Exercise details:
Retype every record exactly. Skip the images.

(Material shown)

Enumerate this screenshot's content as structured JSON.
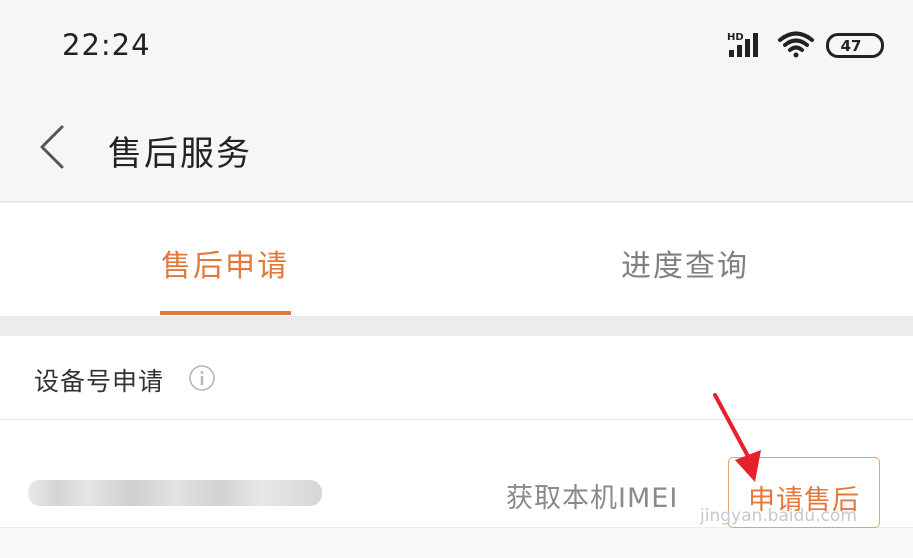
{
  "status_bar": {
    "time": "22:24",
    "network_label": "HD",
    "battery_level": "47",
    "icons": [
      "signal-icon",
      "wifi-icon",
      "battery-icon"
    ]
  },
  "header": {
    "title": "售后服务",
    "back_icon": "chevron-left-icon"
  },
  "tabs": [
    {
      "label": "售后申请",
      "active": true
    },
    {
      "label": "进度查询",
      "active": false
    }
  ],
  "section": {
    "title": "设备号申请",
    "info_icon": "info-icon"
  },
  "imei_row": {
    "get_imei_label": "获取本机IMEI",
    "apply_button_label": "申请售后"
  },
  "watermark": "jingyan.baidu.com",
  "colors": {
    "accent": "#e3783c",
    "annotation_arrow": "#e8202a",
    "background": "#f2f2f2"
  }
}
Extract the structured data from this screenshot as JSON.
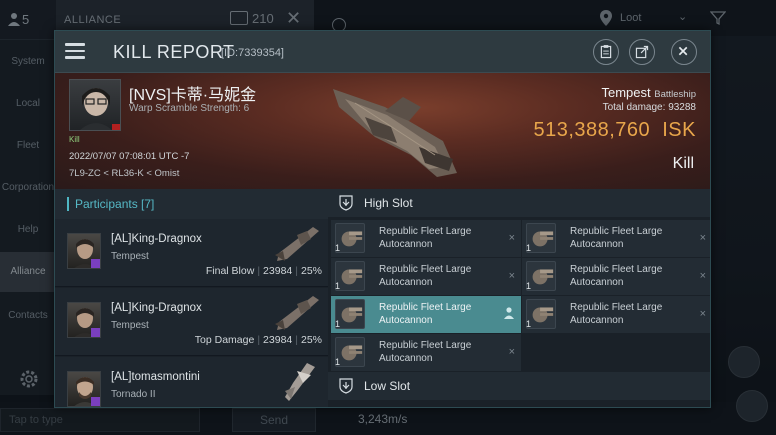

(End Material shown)

Answer for this exercise:
Enumerate this screenshot's content as structured JSON.
{
  "status_bar": {
    "time": "22:24",
    "network_label": "HD",
    "battery_level": "47",
    "icons": [
      "signal-icon",
      "wifi-icon",
      "battery-icon"
    ]
  },
  "header": {
    "title": "售后服务",
    "back_icon": "chevron-left-icon"
  },
  "tabs": [
    {
      "label": "售后申请",
      "active": true
    },
    {
      "label": "进度查询",
      "active": false
    }
  ],
  "section": {
    "title": "设备号申请",
    "info_icon": "info-icon"
  },
  "imei_row": {
    "get_imei_label": "获取本机IMEI",
    "apply_button_label": "申请售后"
  },
  "watermark": "jingyan.baidu.com",
  "colors": {
    "accent": "#e3783c",
    "annotation_arrow": "#e8202a",
    "background": "#f2f2f2"
  }
}
Extract the structured data from this screenshot as JSON.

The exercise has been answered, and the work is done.